===== EXTRACTED DATA =====
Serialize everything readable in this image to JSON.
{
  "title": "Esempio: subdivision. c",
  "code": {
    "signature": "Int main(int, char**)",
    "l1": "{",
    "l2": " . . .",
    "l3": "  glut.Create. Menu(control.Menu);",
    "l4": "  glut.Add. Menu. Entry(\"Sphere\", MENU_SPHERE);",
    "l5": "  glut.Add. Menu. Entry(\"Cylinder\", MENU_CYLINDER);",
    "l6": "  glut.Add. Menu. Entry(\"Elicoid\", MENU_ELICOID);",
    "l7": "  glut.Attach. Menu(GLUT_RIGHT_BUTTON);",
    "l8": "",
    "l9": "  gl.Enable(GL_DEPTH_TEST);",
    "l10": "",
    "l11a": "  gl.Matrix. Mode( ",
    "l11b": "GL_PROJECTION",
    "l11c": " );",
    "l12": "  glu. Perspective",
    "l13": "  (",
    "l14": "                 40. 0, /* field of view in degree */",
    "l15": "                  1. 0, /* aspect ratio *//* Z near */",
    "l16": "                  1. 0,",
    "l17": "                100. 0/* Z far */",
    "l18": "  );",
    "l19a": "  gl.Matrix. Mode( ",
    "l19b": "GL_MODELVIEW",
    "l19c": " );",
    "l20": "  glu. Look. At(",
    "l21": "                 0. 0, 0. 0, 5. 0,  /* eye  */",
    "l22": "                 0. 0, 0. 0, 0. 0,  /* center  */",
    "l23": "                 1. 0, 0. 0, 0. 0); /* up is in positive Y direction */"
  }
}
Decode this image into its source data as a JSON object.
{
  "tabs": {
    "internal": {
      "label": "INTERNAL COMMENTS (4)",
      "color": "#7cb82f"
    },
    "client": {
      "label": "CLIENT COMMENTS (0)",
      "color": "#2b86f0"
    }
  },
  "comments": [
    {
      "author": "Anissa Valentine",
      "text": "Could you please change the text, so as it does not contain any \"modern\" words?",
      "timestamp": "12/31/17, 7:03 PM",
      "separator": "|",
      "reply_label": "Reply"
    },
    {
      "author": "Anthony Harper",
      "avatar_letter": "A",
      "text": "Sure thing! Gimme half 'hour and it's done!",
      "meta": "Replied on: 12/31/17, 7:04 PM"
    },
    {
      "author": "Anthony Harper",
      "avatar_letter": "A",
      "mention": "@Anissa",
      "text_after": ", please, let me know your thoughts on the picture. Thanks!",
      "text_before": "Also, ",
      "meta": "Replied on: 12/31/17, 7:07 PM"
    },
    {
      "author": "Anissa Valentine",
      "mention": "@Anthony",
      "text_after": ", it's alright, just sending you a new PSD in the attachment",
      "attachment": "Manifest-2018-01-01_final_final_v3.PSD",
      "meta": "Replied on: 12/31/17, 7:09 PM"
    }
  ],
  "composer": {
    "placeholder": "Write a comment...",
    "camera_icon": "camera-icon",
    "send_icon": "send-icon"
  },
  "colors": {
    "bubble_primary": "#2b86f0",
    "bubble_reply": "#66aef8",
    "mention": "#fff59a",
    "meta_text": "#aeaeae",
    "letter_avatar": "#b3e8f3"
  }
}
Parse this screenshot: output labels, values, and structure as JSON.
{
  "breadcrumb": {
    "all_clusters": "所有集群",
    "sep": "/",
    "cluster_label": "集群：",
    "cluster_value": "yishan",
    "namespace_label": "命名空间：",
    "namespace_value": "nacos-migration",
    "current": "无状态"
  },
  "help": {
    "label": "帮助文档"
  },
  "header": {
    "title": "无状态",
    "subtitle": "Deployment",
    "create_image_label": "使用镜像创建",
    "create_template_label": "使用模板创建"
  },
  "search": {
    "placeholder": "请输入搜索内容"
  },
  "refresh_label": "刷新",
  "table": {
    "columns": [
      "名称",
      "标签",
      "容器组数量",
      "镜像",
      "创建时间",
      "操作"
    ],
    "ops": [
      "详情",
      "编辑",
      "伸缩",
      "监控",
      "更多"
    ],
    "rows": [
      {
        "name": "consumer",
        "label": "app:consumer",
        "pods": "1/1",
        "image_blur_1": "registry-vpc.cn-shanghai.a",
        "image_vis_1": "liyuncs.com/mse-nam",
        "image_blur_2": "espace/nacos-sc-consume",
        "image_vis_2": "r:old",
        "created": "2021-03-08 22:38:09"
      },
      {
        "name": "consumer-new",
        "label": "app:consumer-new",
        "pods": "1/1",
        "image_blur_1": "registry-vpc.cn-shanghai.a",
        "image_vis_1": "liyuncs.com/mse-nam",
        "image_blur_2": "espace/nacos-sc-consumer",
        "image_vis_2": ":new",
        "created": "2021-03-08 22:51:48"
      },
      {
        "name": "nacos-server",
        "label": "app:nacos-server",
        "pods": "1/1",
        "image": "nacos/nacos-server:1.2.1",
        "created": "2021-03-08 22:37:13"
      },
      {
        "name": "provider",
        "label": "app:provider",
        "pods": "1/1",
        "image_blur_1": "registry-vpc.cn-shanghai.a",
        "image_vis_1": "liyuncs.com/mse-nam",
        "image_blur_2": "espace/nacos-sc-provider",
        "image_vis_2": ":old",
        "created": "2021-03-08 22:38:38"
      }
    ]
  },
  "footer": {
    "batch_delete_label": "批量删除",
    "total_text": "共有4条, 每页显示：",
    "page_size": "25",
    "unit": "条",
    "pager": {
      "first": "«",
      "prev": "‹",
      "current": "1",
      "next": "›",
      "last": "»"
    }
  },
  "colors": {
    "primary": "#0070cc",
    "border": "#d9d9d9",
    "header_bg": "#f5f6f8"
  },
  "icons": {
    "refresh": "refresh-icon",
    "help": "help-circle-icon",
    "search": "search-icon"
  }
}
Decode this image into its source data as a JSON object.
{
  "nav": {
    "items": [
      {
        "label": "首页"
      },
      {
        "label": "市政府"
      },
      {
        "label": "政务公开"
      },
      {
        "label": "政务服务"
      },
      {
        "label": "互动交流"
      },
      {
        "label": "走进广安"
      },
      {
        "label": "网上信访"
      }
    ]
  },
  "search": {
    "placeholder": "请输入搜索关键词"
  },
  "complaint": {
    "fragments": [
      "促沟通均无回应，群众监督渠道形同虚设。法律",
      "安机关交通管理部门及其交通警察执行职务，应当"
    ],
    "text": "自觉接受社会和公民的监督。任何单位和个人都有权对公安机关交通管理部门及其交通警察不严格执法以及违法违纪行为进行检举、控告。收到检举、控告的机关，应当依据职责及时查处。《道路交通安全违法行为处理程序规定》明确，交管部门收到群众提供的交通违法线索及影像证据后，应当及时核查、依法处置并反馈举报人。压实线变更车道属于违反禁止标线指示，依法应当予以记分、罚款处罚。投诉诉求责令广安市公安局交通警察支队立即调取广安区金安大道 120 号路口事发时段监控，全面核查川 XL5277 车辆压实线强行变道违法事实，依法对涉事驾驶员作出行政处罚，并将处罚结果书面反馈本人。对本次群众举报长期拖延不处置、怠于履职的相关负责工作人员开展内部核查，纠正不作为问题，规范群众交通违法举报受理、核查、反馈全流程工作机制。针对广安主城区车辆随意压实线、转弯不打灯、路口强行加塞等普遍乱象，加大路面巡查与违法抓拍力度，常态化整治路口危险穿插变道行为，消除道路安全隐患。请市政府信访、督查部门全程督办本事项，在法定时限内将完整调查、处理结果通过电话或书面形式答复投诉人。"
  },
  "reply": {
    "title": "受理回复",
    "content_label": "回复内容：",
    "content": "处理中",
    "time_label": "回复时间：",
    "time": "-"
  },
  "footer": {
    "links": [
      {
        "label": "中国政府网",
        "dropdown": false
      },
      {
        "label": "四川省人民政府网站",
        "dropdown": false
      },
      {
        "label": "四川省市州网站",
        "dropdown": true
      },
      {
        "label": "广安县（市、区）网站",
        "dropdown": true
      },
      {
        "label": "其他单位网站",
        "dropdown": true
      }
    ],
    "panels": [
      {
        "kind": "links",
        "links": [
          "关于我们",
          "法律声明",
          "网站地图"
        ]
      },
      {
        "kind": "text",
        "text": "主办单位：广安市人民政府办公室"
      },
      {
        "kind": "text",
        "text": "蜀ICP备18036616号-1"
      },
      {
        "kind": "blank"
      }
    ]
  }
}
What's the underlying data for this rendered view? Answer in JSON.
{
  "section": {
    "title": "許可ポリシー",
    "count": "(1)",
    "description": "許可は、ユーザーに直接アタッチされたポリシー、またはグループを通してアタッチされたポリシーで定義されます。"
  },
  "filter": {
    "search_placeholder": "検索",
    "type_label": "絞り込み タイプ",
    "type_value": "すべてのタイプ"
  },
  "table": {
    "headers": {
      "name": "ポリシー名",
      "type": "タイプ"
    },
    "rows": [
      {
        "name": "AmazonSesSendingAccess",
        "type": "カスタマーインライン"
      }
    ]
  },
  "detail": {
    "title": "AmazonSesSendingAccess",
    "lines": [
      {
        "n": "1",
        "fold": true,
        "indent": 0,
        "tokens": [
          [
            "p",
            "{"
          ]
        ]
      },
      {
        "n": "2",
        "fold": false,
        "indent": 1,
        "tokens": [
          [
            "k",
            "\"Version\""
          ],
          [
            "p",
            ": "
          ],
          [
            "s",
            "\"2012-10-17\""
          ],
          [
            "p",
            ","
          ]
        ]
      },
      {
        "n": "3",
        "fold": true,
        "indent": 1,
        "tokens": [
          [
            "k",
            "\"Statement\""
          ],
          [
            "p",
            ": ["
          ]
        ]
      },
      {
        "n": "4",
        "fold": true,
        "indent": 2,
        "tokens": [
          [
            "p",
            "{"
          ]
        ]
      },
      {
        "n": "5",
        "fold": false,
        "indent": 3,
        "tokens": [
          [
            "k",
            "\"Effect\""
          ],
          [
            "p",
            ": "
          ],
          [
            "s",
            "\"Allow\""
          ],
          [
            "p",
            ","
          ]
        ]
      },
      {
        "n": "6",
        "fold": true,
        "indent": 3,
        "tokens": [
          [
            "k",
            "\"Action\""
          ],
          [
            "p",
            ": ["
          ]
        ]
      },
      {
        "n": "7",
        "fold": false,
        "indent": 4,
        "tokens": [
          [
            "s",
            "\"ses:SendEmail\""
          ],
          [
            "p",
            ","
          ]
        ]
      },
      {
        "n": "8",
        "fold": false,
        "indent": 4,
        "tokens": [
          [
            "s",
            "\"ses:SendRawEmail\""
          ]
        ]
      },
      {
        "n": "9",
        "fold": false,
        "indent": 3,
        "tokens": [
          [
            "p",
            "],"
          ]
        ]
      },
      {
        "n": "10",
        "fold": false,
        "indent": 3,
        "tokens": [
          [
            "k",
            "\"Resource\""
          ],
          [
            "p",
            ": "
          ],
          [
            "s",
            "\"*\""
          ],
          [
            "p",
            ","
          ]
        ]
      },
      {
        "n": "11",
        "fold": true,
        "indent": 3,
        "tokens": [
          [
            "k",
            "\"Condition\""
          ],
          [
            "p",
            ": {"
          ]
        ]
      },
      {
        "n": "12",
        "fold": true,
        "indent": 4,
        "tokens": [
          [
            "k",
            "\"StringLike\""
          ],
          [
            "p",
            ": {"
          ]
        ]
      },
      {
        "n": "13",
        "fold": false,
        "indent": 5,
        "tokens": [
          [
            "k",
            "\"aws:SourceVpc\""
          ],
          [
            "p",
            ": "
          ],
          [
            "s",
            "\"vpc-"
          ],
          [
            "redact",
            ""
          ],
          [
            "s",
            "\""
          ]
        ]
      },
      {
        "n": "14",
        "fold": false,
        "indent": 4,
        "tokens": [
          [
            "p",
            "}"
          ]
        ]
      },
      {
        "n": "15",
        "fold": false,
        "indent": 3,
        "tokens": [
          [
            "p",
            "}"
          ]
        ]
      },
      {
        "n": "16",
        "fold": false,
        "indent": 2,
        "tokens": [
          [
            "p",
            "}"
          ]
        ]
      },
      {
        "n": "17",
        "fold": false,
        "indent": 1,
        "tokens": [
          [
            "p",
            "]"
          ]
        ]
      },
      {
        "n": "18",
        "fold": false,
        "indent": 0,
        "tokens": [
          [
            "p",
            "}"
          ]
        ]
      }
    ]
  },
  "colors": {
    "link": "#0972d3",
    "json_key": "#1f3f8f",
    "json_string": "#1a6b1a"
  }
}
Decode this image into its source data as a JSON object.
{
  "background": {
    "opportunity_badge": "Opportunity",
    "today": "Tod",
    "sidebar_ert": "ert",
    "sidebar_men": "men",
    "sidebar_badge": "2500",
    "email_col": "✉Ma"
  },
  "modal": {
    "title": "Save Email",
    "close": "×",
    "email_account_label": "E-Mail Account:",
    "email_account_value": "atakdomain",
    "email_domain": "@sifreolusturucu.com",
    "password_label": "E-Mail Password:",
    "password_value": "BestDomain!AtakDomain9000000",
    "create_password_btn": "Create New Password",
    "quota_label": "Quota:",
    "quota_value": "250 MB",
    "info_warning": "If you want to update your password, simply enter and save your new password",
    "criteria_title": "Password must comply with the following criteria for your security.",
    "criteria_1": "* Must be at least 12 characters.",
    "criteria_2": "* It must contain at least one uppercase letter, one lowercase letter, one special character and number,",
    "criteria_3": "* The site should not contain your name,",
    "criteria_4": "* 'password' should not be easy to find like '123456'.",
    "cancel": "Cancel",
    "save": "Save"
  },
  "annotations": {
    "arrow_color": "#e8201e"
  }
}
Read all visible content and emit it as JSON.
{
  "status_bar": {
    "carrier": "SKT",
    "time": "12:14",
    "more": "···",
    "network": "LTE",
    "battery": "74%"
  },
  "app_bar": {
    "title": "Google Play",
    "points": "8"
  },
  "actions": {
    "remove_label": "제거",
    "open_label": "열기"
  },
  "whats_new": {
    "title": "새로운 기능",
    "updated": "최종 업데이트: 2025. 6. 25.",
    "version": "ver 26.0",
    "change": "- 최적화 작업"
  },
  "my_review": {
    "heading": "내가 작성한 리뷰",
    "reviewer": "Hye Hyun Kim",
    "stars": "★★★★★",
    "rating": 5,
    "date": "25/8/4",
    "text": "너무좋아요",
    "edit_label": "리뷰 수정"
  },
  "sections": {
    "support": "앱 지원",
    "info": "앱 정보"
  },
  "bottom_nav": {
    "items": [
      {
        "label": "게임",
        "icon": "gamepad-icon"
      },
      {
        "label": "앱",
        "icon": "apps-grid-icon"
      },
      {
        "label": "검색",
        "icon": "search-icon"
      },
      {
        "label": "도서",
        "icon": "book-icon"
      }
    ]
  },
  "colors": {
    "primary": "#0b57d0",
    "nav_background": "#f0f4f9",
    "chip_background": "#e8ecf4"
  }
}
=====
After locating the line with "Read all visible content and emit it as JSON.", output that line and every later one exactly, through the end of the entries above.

ANSWER BOX:
Read all visible content and emit it as JSON.
{
  "status_bar": {
    "carrier": "SKT",
    "time": "12:14",
    "more": "···",
    "network": "LTE",
    "battery": "74%"
  },
  "app_bar": {
    "title": "Google Play",
    "points": "8"
  },
  "actions": {
    "remove_label": "제거",
    "open_label": "열기"
  },
  "whats_new": {
    "title": "새로운 기능",
    "updated": "최종 업데이트: 2025. 6. 25.",
    "version": "ver 26.0",
    "change": "- 최적화 작업"
  },
  "my_review": {
    "heading": "내가 작성한 리뷰",
    "reviewer": "Hye Hyun Kim",
    "stars": "★★★★★",
    "rating": 5,
    "date": "25/8/4",
    "text": "너무좋아요",
    "edit_label": "리뷰 수정"
  },
  "sections": {
    "support": "앱 지원",
    "info": "앱 정보"
  },
  "bottom_nav": {
    "items": [
      {
        "label": "게임",
        "icon": "gamepad-icon"
      },
      {
        "label": "앱",
        "icon": "apps-grid-icon"
      },
      {
        "label": "검색",
        "icon": "search-icon"
      },
      {
        "label": "도서",
        "icon": "book-icon"
      }
    ]
  },
  "colors": {
    "primary": "#0b57d0",
    "nav_background": "#f0f4f9",
    "chip_background": "#e8ecf4"
  }
}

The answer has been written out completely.